Brain training, Buddhist Monks and the art of meditation
Matthieu Ricard is a French biochemist turned Buddhist monk. He is the happiest man in the world and he is none too happy about that. He volunteered to take part in a study at the University of Wisconsin (and here). They studied the brainwaves of several hundred people who meditated regularly. Wired up to over 250 electrodes across his head he underwent an EEG whilst practicing compassion meditation. His results were off the wall. The level of gamma rays, those that are linked to attention, learning, consciousness and memory were, according to the project leader “of a level never reported before in the neuroscience literature.”
Furthermore, the level of activity in his left pre-frontal cortex compared to his right gave him an abnormally large capacity for happiness and an abnormally small tendency towards negativity.
So why is Ricard not delighted with these results? Because, as he points out, there is nothing special about him. He hasn’t been blessed with a naturally cheerful disposition, the Pollyanna monk. There is nothing going on in his brain that couldn’t just as easily go on in mine or yours. He has learned these skills. He has trained his mind to behave differently to yours or mine.
We are not born with a desire to be miserable. Most of us do not wake up in the morning with the intention of spending the day being as unhappy as possible. Yet, we do. We “get up on the wrong side of the bed” or as the French and Spanish quaintly put it “got up on the left foot”. I checked. I always put my left foot down first when I get up. I suspect that has more to do with on which side of the bed I sleep but point is made that as human beings we try to find excuses for behaviour that we could actually have changed.
Once it starts badly the day goes downhill, one thing annoys us the next thing annoys us even more and the vicious circle spins faster and faster. By the end of the day we, and probably everyone around us is in a foul mood and we blame our bad temper on them. Sound familiar?
Anybody who has ever learned to drive will remember when suddenly, without even noticing, there was no need to think about clutch down, accelerator up, change gear, clutch up, accelerator down. It just happened. That wonderful elastic collection of neurons and synapses in your head got the hang of the process and removed it from the file called “active thinking” and shelved it in “automatic responses”.
There are plenty of exercises available on the internet that claim to train your brain. I have no doubt that they are all valuable to a greater or lesser extent. Any muscle that is exercised will remain fit and healthy longer than one that is left to become soft, flaccid with lack of use. However, most of us assume that the only useful training that we can give our brain is that which keeps it active in general, that which we hope, might stave off the possibility of one of many forms of dementia. We are obsessed with only one aspect of brain training.
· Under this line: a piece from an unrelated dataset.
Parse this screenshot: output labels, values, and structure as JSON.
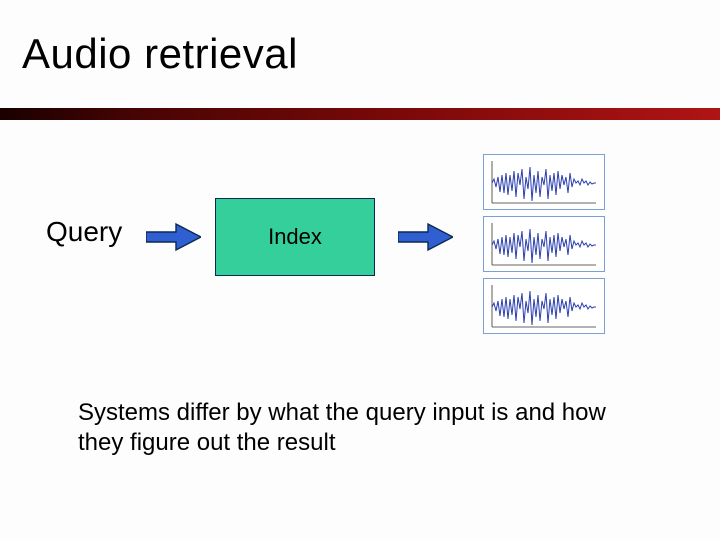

Yet the brain has a multiplicity of functions, why ignore the others?
Did you know that the hippocampus in the brain of a London taxi driver is massively bigger than the hippocampus of a London bus driver? They both drive around the same streets of London for a living. Why the difference? The hippocampus is the part of the brain concerned with navigation. Whilst taxi drivers have to learn The Knowledge and navigate their way around different parts of London in different ways every day with no more warning that the time it takes to give an address, bus drivers drive the same route day in and day out. Learning new skills and developing existing ones really does affect the physiology of your brain – regardless of how old you are.
You can teach an old dog new tricks.
You don’t have to join a Buddhist monastery to retrain your brain to reduce its propensity to negativity and increase your ability to be compassionate. If you wish to achieve the levels of Matthieu Ricard you will have to put in a considerable amount of time. However, being able to speak enough of a foreign language to be able to communicate more than just what you would like to eat and ask for directions to your hotel is often enough to enable socialisation and perhaps even companionship; it is not necessary to be an accredited translator with decades of experience exploring the finer nuances of idiomatic use of the language. Likewise, unless you wish to dedicate your life to prayer and meditation it is not necessary to train your brain as much as Professor Ricard, but you do need to train it a little more than you probably are right now. Your brain is a remarkably elastic organ, but without exercise in all its strengths it will stagnate.
Links to the original research are hyperlinked within the text.